For William, there was a clear advantage.
His troops were fresh, organized, and prepared.
Yet, as soon as the battle began, they seemed to fall apart in theatrical fashion.
The plan was for an archery rank to first weaken the English, followed by an infantry attack and then cavalry.
Instead, the archers proved practically useless due to the English position atop the hill and their successful shield wall.
As the Norman infantry tried to take their turn, the English pelted them with rocks, taking out more than William had anticipated.
Agitated and at a loss for how to overcome these unexpected hiccups, William sent in the cavalry anyway, which, seemed quite menacing… until the horses couldn’t get up the hill to actually reach the English.
Those who did make it up were slashed down by Danish battle-axes, leaving William in disbelief.
And to make matters worse, in response, William’s left flank division simply quit the fight, causing the rest of his troops to begin an unplanned retreat.
As the Normans fell back, William’s horse was killed from underneath him, sending him tumbling to the ground and presumably dead.
But two key events were happening.
For one, the reason why his horse was taken down was that some of the English troops had left the safety of their hilltop shield wall and began to chase the Normans.
Next, William lept up from the ground and began to rally his men who had started to flee in fear after seeing him go down.
William and some of his knights now turned back to the attacking English and raised their weapons for battle…
The damage was done fast and furiously.
The Normans were thinning the crowd of English soldiers in front of them, and those who were still approaching failed to notice that the tide was turning, and they too were brought down.
After heavy casualties had been taken by the English, the survivors dropped back to regroup with those who hadn’t charged down the hill, while the Normans debated their updated strategy.
Suddenly, William had his advantage back, and he was ready to use it…
What followed was a beating by the Normans.
Not only did William’s new tactics work, but it was he and his knights who broke through the English ranks to slay Harold themselves.
With their king dead, the English were left in a panic and ultimately a complete defeat…
Following the Norman triumph at the Battle of Hastings, William continued to march through England until he gained the submission of local rulers, eventually amassing enough loyalty that on December 25, 1066, he was crowned the new King of England…
Despite this, William still faced heavy resistance throughout England and including by the sons of the defeated former King Harold.
He also was ambushed by invading Danes and Scots, although the Normans were, again and again, able to push back and suppress their enemies.
By many historians, the efforts and victory of William are seen as the final successful conquest of England and would go on to have a remarkable impact on the future of the nation.
And yet all of this happened because one man felt entitled to take a throne across the English Channel.
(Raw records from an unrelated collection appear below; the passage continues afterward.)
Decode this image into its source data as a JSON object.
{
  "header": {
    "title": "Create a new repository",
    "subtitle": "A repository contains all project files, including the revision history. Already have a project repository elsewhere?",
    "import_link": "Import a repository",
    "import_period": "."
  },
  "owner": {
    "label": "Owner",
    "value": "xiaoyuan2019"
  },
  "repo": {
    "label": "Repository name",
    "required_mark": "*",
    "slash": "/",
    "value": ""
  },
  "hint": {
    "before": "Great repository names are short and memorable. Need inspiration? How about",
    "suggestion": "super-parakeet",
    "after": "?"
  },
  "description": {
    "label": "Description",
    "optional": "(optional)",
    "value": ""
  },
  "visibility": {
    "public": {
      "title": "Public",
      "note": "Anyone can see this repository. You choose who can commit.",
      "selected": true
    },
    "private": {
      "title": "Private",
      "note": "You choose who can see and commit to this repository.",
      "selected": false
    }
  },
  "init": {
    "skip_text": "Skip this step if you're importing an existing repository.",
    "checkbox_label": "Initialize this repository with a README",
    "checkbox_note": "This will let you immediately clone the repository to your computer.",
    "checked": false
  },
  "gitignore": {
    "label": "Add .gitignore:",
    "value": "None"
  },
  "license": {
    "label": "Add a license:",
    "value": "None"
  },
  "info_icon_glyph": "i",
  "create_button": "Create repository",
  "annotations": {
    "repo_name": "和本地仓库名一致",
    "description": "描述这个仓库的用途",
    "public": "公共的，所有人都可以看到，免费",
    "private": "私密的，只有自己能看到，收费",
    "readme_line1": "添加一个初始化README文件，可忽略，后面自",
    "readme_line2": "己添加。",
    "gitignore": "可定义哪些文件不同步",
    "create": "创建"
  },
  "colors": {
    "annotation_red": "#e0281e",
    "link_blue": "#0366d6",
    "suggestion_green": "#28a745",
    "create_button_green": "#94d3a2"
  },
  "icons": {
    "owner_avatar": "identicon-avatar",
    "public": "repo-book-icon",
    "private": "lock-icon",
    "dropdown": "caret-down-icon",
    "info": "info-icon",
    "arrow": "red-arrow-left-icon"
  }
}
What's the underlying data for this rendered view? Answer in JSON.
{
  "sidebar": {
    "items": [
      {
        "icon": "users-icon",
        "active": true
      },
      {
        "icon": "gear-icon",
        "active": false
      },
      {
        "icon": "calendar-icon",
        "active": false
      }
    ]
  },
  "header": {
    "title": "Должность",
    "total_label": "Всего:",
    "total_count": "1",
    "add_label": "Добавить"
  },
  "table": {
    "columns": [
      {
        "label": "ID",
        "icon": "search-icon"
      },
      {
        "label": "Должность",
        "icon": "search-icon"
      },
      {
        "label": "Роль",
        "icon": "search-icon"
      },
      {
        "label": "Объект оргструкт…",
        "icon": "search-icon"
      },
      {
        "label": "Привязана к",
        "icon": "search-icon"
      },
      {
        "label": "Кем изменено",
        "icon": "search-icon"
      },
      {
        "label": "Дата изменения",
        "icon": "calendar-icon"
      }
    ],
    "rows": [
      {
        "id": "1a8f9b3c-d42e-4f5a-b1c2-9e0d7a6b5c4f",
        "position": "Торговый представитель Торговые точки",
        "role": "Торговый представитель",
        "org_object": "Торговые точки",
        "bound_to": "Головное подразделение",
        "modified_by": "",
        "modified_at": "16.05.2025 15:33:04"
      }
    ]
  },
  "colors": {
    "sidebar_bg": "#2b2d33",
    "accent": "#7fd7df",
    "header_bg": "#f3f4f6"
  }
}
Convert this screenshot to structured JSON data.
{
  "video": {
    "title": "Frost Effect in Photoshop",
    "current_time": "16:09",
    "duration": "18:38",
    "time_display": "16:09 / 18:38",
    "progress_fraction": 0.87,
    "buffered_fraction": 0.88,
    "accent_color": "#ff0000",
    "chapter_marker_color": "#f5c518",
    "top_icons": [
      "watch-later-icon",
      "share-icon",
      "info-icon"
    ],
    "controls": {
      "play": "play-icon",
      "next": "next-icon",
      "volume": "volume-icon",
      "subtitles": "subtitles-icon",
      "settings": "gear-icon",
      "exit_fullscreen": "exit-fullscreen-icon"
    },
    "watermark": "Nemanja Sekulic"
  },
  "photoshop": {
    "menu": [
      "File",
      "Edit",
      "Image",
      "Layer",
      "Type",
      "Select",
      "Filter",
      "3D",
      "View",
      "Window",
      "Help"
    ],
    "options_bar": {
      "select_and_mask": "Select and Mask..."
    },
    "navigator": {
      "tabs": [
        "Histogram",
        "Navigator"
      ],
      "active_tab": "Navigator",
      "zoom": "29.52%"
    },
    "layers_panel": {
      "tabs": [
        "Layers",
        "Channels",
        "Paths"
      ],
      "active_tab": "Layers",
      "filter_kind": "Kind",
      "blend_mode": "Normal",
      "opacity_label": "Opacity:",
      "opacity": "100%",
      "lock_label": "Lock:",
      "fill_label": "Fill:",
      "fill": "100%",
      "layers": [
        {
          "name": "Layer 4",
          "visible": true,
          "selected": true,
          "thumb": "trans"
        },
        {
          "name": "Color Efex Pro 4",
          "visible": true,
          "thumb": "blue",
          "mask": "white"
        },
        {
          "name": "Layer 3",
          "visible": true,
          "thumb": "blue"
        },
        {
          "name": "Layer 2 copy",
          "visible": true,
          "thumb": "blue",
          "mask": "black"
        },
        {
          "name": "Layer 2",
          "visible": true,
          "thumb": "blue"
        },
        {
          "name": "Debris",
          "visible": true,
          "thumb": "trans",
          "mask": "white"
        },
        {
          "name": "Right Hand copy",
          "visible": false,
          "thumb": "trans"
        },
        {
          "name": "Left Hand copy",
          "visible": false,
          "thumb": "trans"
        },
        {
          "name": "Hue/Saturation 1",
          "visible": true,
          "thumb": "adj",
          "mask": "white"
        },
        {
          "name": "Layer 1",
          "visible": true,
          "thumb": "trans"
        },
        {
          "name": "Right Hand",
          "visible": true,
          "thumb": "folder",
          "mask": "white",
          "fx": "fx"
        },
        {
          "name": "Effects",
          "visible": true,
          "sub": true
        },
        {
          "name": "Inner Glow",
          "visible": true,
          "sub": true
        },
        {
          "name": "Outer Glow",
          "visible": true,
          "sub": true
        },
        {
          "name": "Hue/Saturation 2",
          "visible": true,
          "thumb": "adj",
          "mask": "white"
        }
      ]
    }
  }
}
William believed that, despite Harold Godwinson being officially chosen to fill the open throne, it was William himself who had a rightful claim to it.
But beyond this, it was also the insistence of Harald of Norway that additionally helped the Normans by unintentionally weakening the English forces only days before William’s arrival.
Harold could have reinforced and better prepared his troops, nonetheless, given that William hadn’t even begun to march further inland toward London.
But, whether intentional or not, William’s landing in Sussex triggered an instant response from the king that gave the Normans the obvious advantage.
And despite the initial setbacks on the battlefield, William proved to be the most fit for warfare, even if not necessarily for the throne.
But he would be crowned King nevertheless and neither locals nor foreigners could strip him from the English throne for the rest of his reign and life…